and d) for all , and from , the Kolmogorov–Chapman equation is fulfilled:


(in some cases, requirement c) may be omitted or weakened). A transition function is called a Markov transition function if , and a subMarkov transition function otherwise. If is at most countable, then the transition function is specified by means of the matrix of transition probabilities

(see Transition probabilities; Matrix of transition probabilities). It often happens that for any admissible , and the measure has a density with respect to a certain measure.
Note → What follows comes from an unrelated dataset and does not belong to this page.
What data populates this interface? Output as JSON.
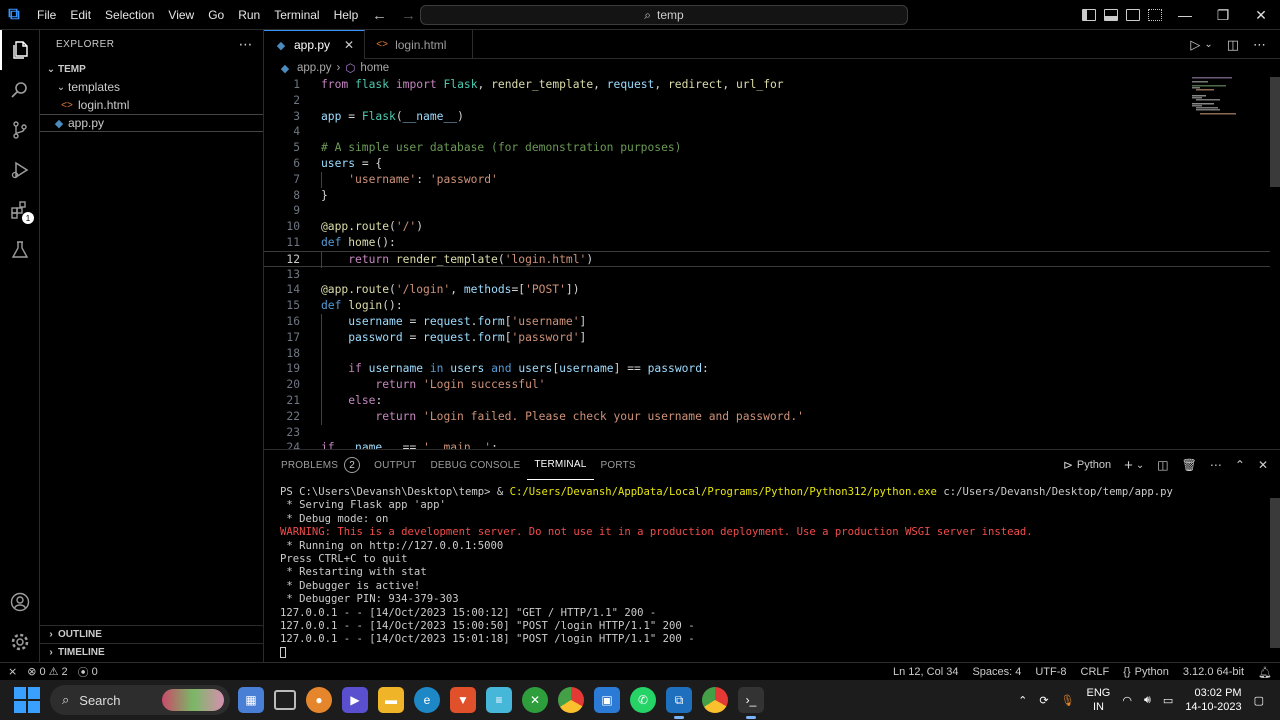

If in this case the following form of equation (*) is satisfied:

for any and from and from , then is called a transition density.

Under very general conditions (cf. [1], [2]), the transition function can be related to a Markov process for which (in the case of a Markov transition function, this process does not terminate, i.e. -a.s.). On the other hand, the Markov property for a random process enables one, as a rule, to put the process into correspondence with a transition function [3].

Let be homogeneous in the sense that the set of values of for from forms a semi-group in under addition (for example, , , ). If, moreover, the transition function depends only on the difference , i.e. if , where is a function of , , satisfying the corresponding form of conditions a)–d), then is called a homogeneous transition function. The latter name is also given to a function for which (*) takes the form

For certain purposes (such as regularizing transition functions) it is necessary to extend the definition. For example, one takes as given a family of measurable spaces , , while a transition function with respect to this family is defined as a function , where , , , , that satisfies a suitable modification of conditions a)–d).


[1] J. Neveu, "Bases mathématiques du calcul des probabilités" , Masson (1970)
[2] I.I. [I.I. Gikhman] Gihman, A.V. [A.V. Skorokhod] Skorohod, "The theory of stochastic processes" , 2 , Springer (1975) (Translated from Russian)
[3] S.E. Kuznetsov, "Any Markov process in a Borel space has a transition function" Theory Probab. Appl. , 25 : 2 (1980) pp. 384–388 Teor. Veroyatnost. i ee Primenen. , 25 : 2 (1980) pp. 389–393


For additional references see also Markov chain; Markov process.


[a1] C. Dellacherie, P.A. Meyer, "Probabilities and potential" , 1–3 , North-Holland (1978–1988) pp. Chapts. XII-XVI (Translated from French)
[a2] M.J. Sharpe, "General theory of Markov processes" , Acad. Press (1988)
[a3] S. Albeverio, Z.M. Ma, "A note on quasicontinuous kernels representing quasilinear positive maps" Forum Math. , 3 (1991) pp. 389–400
How to Cite This Entry:
Transition function. Encyclopedia of Mathematics. URL:
This article was adapted from an original article by M.G. Shur (originator), which appeared in Encyclopedia of Mathematics - ISBN 1402006098. See original article